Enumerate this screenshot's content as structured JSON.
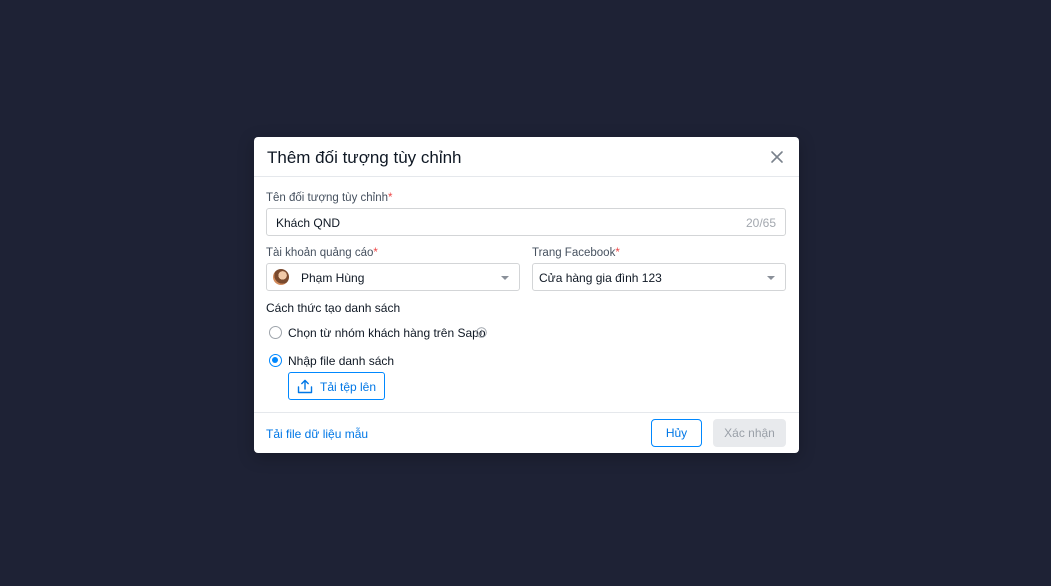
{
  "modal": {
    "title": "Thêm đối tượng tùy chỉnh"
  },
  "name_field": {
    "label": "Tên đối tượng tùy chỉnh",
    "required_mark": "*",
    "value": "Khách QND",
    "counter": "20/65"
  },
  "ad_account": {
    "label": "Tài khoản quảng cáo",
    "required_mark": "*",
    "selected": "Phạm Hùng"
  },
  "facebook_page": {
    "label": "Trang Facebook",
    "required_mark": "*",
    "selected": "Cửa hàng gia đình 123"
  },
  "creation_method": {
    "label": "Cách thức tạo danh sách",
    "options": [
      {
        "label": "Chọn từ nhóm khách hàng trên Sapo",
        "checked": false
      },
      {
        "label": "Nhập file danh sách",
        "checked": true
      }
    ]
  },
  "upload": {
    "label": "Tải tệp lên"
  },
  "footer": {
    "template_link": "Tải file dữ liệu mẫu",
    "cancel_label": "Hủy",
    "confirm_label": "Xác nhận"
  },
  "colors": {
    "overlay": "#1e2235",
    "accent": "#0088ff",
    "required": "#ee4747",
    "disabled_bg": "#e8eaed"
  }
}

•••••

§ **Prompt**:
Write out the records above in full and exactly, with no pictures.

§ **Task answer**:
Enumerate this screenshot's content as structured JSON.
{
  "modal": {
    "title": "Thêm đối tượng tùy chỉnh"
  },
  "name_field": {
    "label": "Tên đối tượng tùy chỉnh",
    "required_mark": "*",
    "value": "Khách QND",
    "counter": "20/65"
  },
  "ad_account": {
    "label": "Tài khoản quảng cáo",
    "required_mark": "*",
    "selected": "Phạm Hùng"
  },
  "facebook_page": {
    "label": "Trang Facebook",
    "required_mark": "*",
    "selected": "Cửa hàng gia đình 123"
  },
  "creation_method": {
    "label": "Cách thức tạo danh sách",
    "options": [
      {
        "label": "Chọn từ nhóm khách hàng trên Sapo",
        "checked": false
      },
      {
        "label": "Nhập file danh sách",
        "checked": true
      }
    ]
  },
  "upload": {
    "label": "Tải tệp lên"
  },
  "footer": {
    "template_link": "Tải file dữ liệu mẫu",
    "cancel_label": "Hủy",
    "confirm_label": "Xác nhận"
  },
  "colors": {
    "overlay": "#1e2235",
    "accent": "#0088ff",
    "required": "#ee4747",
    "disabled_bg": "#e8eaed"
  }
}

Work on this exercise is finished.